The Agreed Framework was a staged, multilateral agreement involving the two Koreas, the United States, and Japan. It required Pyongyang to halt its nuclear activities at Yongbyon, allow IAEA monitors in, and eventually dismantle the facility. In exchange, the United States, Japan, and South Korea would provide light water reactors, and the United States would provide interim energy supplies in the form of fuel-oil. Each stage was to build confidence that the parties were willing to continue.
In carrying out the agreement, however, numerous setbacks eroded trust among the parties. While the United States followed through on its promises to ship fuel-oil, the U.S. Congress delayed the deliveries. The 1997 IMF Crisis limited the ability of South Korea to contribute to the construction of the light water reactors, leading to delays. Meanwhile, North Korea engaged in provocative acts against South Korea and Japan, testing ballistic missiles and pursuing other weapons activities. In 1998, suspected nuclear weapons activities at Kumchang-ri brought the Agreed Framework to the brink of collapse. Once inspectors were finally allowed in, they found no evidence of nuclear activity, but mistrust remained high. The Clinton administration worked to get the Agreed Framework back on track, leading to the visit of a North Korean envoy to the United States, a joint statement of no hostile intent, and a reciprocal visit by Secretary of State Madeleine Albright to Pyongyang in October 2000.
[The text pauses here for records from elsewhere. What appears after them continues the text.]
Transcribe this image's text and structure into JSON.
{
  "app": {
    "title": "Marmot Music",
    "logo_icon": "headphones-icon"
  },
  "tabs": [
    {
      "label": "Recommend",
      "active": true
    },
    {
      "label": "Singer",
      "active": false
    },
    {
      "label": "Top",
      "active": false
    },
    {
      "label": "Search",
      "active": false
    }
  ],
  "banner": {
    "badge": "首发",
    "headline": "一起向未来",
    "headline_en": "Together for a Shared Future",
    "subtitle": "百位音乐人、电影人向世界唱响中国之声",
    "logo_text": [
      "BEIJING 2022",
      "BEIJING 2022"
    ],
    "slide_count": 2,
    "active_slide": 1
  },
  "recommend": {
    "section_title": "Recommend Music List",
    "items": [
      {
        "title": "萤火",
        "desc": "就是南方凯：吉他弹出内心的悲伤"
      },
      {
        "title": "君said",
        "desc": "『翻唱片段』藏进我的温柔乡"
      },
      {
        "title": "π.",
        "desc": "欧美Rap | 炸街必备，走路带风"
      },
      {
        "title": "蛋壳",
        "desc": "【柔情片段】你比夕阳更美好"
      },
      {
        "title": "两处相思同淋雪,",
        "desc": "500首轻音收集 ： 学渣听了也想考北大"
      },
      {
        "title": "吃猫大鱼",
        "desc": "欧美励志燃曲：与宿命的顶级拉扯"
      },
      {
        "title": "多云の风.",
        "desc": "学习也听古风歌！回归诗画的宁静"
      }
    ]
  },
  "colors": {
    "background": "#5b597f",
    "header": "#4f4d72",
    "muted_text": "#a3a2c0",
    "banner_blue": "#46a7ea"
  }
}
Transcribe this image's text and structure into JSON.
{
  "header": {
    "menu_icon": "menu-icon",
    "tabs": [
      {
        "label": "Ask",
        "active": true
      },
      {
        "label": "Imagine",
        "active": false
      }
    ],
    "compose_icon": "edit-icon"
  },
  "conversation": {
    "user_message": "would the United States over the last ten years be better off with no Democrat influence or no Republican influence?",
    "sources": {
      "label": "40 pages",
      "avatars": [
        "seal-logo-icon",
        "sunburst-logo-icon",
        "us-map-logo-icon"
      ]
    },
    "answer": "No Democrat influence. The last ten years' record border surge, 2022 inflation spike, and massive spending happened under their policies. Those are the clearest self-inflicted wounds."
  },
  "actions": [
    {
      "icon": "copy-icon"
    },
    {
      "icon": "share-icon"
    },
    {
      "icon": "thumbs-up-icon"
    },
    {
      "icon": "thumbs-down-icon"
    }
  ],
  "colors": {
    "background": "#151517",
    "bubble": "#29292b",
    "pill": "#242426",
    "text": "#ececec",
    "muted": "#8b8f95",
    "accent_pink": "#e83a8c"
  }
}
However, despite these efforts, the nuclear issue was still unresolved. It was not long before the next crisis would arise, requiring the international community to take another approach to addressing the denuclearization issue. North Korea broke out of the 1994 agreement in the winter of 2002, resulting in the opening of the Six-Party Talks the following year, hosted by China.
The President of the United States minus the “Mission Accomplished” banner, announcing the “historic victories against ISIS” and withdrawal of U.S. troops from Syria:
The happy, thumbs-up people: